The expected response is a copy of every line in the entries below that includes the word "JSON".
++++ EXTRACTED RECORDS ++++
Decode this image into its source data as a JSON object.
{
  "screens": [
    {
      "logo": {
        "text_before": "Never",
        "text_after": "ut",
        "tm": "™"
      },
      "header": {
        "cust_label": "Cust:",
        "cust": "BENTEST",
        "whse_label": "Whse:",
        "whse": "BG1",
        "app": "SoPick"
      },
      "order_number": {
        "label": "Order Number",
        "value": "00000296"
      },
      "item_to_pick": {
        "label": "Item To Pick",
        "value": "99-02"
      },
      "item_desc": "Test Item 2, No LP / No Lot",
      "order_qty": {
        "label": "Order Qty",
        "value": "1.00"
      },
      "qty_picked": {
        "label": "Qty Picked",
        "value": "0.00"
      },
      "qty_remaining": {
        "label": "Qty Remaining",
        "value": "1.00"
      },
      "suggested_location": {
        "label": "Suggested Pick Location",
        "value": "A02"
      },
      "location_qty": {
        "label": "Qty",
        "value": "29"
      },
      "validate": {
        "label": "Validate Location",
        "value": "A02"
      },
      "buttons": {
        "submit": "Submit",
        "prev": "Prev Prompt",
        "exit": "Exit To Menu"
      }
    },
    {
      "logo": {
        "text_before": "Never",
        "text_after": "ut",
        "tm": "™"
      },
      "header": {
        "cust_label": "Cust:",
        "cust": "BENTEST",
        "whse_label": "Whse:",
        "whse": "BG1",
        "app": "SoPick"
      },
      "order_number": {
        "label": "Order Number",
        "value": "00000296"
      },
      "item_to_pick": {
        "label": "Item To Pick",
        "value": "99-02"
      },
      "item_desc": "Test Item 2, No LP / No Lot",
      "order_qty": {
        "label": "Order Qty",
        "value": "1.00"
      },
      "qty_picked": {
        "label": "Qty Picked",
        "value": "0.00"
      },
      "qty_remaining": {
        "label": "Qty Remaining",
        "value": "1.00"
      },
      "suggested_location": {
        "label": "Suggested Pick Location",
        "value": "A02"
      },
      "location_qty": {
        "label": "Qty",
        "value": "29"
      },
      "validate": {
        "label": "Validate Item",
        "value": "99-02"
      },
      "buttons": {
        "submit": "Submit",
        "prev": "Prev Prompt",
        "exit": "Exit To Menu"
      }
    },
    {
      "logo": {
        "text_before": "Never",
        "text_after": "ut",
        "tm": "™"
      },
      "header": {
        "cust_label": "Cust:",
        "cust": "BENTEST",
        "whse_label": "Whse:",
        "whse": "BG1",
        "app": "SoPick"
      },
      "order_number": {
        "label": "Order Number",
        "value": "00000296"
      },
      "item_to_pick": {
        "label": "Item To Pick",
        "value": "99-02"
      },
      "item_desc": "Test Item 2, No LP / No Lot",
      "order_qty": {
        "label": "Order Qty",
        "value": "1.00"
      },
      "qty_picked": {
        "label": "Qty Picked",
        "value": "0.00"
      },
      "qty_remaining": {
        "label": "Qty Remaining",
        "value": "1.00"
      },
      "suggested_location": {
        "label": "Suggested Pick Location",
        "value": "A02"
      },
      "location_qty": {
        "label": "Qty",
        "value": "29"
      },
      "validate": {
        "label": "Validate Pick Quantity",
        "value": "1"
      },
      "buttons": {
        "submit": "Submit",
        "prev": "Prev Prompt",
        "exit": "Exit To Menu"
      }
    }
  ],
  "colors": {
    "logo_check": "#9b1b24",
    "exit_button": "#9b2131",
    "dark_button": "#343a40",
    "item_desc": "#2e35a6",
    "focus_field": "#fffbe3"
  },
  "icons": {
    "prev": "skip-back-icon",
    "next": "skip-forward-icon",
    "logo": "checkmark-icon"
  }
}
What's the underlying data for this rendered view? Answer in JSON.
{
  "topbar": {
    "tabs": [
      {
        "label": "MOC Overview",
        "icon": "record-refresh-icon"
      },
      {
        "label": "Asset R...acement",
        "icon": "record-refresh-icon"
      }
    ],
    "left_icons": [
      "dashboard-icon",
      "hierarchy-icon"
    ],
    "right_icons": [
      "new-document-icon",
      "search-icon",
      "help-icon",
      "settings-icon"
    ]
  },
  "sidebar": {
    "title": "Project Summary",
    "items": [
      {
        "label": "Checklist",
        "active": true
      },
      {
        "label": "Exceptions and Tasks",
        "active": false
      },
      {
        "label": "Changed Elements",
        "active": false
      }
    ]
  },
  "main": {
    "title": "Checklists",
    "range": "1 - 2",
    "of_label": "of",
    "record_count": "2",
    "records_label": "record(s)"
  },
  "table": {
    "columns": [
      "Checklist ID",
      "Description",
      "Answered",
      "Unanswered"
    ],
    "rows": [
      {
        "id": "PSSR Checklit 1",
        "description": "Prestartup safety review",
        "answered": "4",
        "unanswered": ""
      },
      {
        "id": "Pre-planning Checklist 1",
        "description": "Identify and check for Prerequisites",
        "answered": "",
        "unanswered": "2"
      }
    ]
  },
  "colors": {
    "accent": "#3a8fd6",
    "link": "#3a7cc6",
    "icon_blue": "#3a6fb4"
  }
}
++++
## EXPECTED ANSWER:
Decode this image into its source data as a JSON object.
What's the underlying data for this rendered view? Answer in JSON.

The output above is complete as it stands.